## [Problem requirements]
In the material below, which lines hold the word "Gastherme"? Pick each one out.

## [Supplied data]

□ □ □ □

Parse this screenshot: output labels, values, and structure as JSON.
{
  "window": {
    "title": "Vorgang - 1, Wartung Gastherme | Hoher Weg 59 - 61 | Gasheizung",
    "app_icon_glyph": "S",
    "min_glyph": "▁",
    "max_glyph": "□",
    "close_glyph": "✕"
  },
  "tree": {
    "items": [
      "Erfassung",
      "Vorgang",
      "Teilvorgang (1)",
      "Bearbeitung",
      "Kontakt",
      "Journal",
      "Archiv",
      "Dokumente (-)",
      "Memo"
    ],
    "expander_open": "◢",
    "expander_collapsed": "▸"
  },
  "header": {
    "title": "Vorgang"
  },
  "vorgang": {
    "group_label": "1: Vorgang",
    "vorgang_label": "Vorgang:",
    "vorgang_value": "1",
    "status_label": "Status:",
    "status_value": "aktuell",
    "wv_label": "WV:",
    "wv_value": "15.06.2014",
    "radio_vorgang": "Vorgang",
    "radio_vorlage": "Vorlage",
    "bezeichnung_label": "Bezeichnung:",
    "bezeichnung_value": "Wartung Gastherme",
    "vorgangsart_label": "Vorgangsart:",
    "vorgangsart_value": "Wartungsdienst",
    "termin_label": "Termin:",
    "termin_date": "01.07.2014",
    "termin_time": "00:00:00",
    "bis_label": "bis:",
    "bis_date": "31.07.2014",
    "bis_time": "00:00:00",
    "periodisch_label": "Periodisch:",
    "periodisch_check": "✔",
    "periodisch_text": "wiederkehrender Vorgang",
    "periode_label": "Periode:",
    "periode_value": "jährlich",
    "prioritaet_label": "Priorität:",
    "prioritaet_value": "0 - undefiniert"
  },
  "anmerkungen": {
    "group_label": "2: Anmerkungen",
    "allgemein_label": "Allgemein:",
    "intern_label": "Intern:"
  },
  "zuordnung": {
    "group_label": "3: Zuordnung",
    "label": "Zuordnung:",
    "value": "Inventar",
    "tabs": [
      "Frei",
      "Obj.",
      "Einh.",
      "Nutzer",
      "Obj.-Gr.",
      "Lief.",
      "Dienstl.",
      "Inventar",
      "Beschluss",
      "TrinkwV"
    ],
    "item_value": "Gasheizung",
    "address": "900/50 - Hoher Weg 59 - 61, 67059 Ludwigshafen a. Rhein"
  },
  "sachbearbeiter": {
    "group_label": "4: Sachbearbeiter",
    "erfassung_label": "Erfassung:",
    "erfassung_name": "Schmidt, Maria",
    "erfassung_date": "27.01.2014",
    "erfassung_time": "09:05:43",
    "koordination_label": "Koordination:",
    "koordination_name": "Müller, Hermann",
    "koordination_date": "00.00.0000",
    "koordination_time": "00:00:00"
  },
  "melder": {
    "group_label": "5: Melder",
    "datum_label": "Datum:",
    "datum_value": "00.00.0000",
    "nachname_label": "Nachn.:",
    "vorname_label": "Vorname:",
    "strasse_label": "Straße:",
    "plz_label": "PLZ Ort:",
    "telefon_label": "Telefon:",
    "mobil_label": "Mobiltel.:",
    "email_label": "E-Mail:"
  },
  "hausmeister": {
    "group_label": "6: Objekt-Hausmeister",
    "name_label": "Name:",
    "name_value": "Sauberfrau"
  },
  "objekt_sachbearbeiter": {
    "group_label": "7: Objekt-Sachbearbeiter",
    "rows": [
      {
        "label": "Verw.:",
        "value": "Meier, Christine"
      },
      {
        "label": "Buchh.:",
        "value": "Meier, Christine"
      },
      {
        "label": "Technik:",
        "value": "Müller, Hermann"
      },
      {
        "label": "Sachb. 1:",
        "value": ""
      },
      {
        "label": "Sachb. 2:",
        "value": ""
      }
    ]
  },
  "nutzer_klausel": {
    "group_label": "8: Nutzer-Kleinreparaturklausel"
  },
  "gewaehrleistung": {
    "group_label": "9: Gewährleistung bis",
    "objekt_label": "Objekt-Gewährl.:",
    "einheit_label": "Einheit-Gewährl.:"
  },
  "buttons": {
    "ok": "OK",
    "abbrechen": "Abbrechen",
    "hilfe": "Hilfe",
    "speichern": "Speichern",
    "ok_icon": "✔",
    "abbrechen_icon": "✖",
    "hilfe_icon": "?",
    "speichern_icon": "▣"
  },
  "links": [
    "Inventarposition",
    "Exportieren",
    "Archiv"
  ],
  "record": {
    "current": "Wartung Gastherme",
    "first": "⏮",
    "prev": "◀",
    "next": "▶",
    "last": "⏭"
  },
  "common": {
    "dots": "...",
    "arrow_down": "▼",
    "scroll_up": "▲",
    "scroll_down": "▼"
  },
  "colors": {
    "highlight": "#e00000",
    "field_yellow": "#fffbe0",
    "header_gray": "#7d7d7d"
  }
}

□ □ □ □

## [Answer space]
    "title": "Vorgang - 1, Wartung Gastherme | Hoher Weg 59 - 61 | Gasheizung",
    "bezeichnung_value": "Wartung Gastherme",
    "current": "Wartung Gastherme",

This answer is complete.